“Physical activity programs after school are either disappearing or there’s no fees attached to them. The recreational sports programs are decreasing dramatically because they can’t afford to keep up with the costs.”
“So, the kids who just want to play, that side of the business (industry) is declining rapidly. And that’s where you see the biggest impact in terms of negative affect of not having it in the child’s life.”
“With costs rising for the physical activity opportunities that they have, you’re seeing families have no choice but to say, ‘I’m sorry. We can’t do it this year. You can’t play.”
“This is a huge dichotomy compared to the more affluent communities where kids are playing more, they’re playing 5 days a week and traveling all over playing.”
“Not everyone is in this elite, playing one sport their whole lives, kind of mentality. There are so many kids who want to play, but they don’t have the opportunity.”
Segment 3: (Length :04:00) – Trends in growing physical activity; Being authentic with your brand and cause.
Melissa’s finer points:
“There’s a huge collaborative effort to change the face of physical activity for kids in this country.”
“Everything from different states, even cities, are starting to adopt mandated physical activity in school systems.
“There are many states and national programs rewarding schools for improving health and wellness of their school.”
“There are big companies trying to change the culture of our society encouraging people to get more activity everyday.
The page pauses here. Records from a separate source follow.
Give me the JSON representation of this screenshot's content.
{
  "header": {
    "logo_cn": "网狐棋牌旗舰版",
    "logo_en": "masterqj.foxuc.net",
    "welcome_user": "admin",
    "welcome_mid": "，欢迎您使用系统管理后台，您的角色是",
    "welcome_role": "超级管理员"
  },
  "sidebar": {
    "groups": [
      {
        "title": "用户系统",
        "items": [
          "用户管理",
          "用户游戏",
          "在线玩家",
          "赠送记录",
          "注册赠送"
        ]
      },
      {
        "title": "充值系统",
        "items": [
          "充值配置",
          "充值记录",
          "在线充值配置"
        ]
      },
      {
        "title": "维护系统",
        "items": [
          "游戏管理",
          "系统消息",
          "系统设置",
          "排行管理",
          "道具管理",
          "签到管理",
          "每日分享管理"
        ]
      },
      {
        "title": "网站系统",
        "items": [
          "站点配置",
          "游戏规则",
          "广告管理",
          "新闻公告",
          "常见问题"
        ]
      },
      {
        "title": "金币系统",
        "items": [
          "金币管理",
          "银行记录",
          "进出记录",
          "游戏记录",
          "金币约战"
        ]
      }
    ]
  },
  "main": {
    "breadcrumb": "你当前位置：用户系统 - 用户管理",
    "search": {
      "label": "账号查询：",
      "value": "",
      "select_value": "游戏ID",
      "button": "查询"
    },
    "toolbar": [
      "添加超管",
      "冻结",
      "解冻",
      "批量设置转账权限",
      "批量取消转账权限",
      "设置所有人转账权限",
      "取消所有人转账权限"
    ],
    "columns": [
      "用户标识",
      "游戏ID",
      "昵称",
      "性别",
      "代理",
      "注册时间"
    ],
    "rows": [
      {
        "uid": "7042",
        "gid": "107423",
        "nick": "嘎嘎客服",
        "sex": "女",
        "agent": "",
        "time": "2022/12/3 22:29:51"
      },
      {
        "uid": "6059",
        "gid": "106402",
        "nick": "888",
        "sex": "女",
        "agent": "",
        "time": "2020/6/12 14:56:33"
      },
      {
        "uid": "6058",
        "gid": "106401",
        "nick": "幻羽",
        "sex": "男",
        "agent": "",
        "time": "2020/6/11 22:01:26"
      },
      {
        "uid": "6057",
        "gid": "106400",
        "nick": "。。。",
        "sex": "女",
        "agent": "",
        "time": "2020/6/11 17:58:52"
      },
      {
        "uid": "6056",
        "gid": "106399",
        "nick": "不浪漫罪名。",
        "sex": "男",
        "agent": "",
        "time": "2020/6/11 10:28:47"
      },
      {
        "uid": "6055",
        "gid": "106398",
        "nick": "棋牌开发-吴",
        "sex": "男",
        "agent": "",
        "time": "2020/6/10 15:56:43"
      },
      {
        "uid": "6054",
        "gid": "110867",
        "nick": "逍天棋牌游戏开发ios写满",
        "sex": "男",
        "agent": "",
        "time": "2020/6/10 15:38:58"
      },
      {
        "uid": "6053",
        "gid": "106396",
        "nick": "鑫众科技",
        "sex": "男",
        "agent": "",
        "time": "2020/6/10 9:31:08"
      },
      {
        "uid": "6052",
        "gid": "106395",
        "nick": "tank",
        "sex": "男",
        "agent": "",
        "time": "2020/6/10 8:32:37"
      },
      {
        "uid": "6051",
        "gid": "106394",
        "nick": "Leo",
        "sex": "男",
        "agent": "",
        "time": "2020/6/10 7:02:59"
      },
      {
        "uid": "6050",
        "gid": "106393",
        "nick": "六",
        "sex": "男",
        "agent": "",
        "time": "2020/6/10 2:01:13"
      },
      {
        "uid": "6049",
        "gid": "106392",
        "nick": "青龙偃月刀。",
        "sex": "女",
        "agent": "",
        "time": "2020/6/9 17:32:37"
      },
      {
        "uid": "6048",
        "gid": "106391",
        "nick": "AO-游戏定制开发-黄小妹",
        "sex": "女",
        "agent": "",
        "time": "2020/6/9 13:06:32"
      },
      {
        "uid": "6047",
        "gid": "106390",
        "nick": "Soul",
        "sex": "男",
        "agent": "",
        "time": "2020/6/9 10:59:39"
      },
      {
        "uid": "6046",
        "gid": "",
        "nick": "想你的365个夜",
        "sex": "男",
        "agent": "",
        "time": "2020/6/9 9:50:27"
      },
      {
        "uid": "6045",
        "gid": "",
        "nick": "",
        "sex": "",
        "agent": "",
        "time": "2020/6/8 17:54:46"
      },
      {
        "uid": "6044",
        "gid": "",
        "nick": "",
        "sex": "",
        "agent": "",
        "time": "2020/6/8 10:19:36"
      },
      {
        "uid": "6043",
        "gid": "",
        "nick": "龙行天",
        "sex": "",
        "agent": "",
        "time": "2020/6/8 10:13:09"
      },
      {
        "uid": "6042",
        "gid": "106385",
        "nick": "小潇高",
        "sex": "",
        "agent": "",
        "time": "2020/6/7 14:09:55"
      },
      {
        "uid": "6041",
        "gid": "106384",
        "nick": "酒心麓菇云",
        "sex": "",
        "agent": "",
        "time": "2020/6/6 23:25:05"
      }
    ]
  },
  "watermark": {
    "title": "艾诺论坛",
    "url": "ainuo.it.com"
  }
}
Some are even working on getting employers to change our office environments because we’re sitting all day.”
“Everybody is starting to develop their real strength and solve the problem where they’re uniquely positioned to solve.”
“A big part of it is choosing a cause that aligns really well with your brand and your passion.”
“Authenticity in your social partnerships really comes from the leadership and the employees and the organization that is investing in the non-profit, really believing in that cause and lining up behind it.”
“Things that strike the consumer as not terribly deep or terribly authentic is when it’s just a PSA or collateral or advertising and there’s really nothing behind it.”
Segment 4: (Length :03:00) – Hustler Thought of the Day:
I think team sports probably teach you more about giving – about being unselfish and being flexible. - Chris Evert
Melissa Harper – CEO of Good Sports
- Melissa Harper is a founding member and CEO of Good Sports, a national nonprofit that gives all kids the lifelong benefits of sport and physical activity by providing new equipment, apparel and footwear to those most in need.
- As CEO, Ms. Harper spearheads Good Sports’ growth, organizational strategy and partnership development, and since the organization’s inception in 2003, has provided more than $18 million in equipment to 2,800 youth programs, impacting millions of kids nationwide.
- Under her leadership, Good Sports has developed successful partnerships with the country’s top sporting goods manufacturers including Nike, Wilson, Easton Baseball, New Balance, and Riddell, and corporate partners like Dr. Pepper Snapple Group, Dunkin’ Donuts and GEICO, as well as numerous professional sports franchises and athletes.
- Ms. Harper spent nearly five years in management consulting with Gemini Consulting and Treacy & Company.
- She regularly speaks to youth and business audiences on a variety of topics including entrepreneurship, nonprofit leadership & fundraising, working motherhood and other critical issues surrounding youth sports.
- A first generation college graduate, Ms. Harper obtained a B.A.S. degree from the University of Pennsylvania. She is the recipient of the Robert W. Crawford Achievement Prize from the National Recreation Foundation.
- Ms. Harper currently resides in Massachusetts and is a lifelong athlete, participating in team sports and marathons as well as backyard games with her husband and four children.